Where a line in the records below contains the string "data", tally it; give only the final number.

-------

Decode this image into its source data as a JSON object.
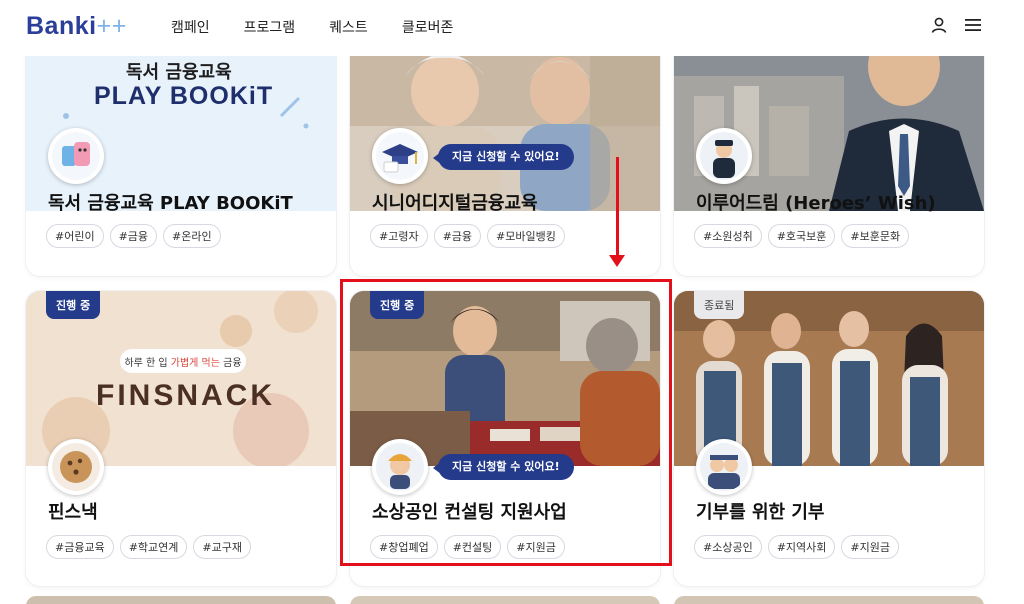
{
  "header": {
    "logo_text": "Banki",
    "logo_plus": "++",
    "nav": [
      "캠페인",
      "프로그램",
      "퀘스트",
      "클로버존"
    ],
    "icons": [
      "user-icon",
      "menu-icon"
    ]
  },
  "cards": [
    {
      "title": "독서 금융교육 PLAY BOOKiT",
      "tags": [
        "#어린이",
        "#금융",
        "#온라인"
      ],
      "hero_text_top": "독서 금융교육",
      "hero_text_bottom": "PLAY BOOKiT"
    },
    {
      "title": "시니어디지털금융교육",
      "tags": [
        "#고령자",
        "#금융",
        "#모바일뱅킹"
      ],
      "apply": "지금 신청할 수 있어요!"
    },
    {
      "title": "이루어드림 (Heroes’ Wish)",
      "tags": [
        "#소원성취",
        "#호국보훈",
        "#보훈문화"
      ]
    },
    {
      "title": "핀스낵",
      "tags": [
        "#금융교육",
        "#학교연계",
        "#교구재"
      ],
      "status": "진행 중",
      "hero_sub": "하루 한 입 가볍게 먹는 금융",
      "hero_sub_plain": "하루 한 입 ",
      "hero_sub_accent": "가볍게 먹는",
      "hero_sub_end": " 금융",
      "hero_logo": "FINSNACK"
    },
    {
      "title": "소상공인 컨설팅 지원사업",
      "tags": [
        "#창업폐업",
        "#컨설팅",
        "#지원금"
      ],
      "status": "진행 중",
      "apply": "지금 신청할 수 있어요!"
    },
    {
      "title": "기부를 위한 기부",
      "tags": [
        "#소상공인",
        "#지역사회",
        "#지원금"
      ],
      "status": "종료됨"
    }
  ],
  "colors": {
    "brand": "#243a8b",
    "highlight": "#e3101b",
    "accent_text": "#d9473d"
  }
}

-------

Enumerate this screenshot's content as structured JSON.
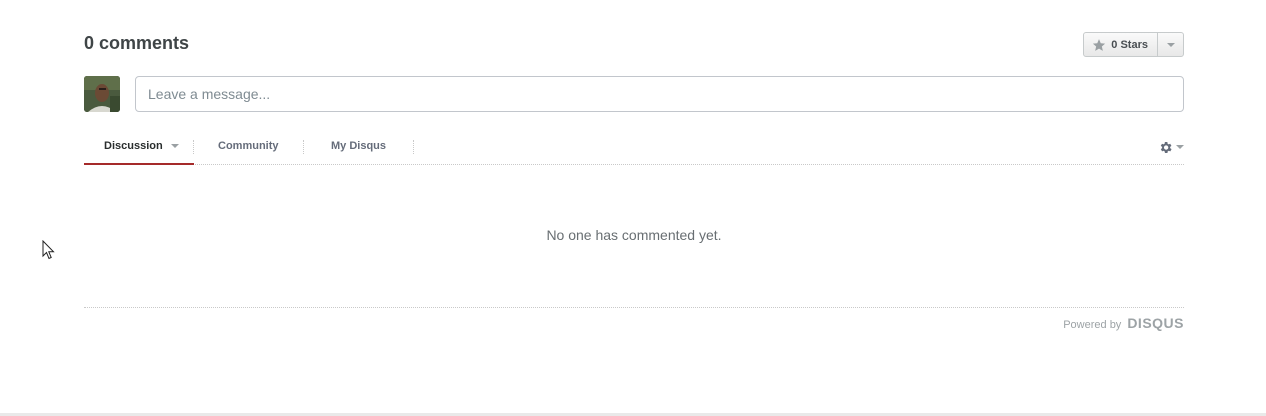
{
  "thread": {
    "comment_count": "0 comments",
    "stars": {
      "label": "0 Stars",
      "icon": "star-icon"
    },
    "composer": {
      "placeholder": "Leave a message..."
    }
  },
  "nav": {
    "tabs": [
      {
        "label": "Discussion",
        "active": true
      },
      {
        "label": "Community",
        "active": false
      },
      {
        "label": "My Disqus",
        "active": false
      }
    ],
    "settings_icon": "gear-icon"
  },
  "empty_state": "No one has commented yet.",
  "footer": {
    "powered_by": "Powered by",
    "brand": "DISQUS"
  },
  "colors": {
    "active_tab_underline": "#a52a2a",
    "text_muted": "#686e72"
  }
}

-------

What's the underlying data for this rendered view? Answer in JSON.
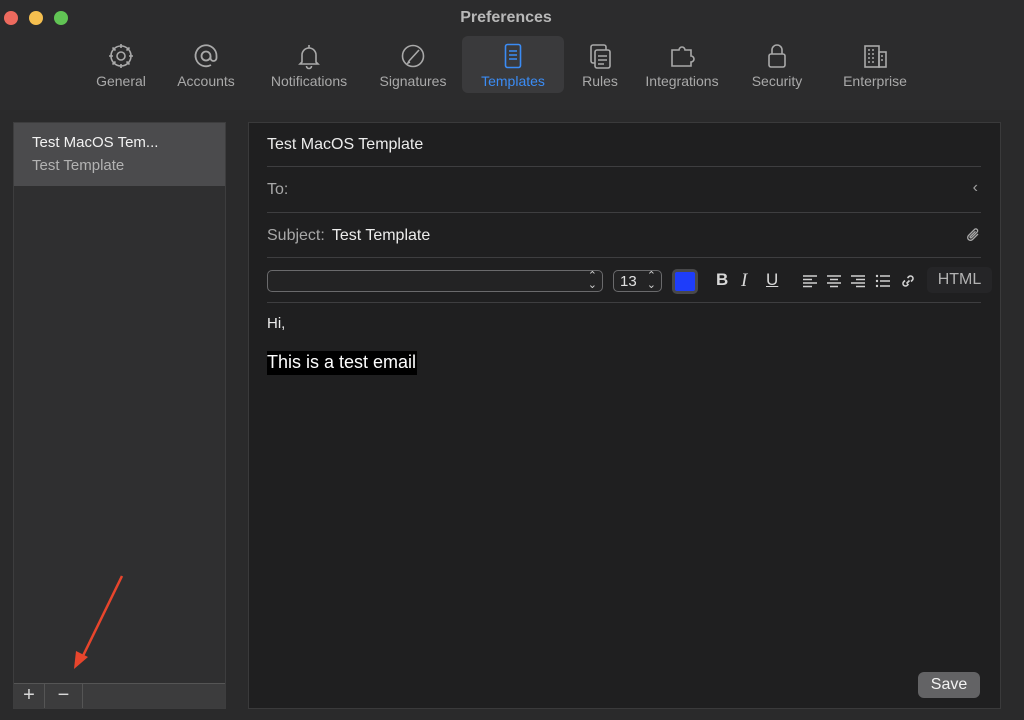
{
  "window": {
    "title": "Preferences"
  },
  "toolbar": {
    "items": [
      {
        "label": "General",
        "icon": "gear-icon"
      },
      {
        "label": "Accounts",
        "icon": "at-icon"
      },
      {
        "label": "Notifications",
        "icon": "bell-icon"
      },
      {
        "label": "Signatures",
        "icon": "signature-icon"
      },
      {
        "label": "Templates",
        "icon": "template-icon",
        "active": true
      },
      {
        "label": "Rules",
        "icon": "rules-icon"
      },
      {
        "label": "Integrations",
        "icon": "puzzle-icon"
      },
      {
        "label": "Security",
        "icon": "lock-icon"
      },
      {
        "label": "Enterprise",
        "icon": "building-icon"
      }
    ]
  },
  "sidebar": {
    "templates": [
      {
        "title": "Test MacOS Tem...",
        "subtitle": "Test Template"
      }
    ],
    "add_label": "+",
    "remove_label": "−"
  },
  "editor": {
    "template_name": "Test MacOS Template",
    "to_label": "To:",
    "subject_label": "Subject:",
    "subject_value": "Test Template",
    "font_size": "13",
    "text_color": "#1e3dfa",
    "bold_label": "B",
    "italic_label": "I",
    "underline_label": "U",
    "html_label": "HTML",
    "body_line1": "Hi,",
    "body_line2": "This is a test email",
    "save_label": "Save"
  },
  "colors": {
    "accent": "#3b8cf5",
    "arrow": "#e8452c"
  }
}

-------

### Task response
2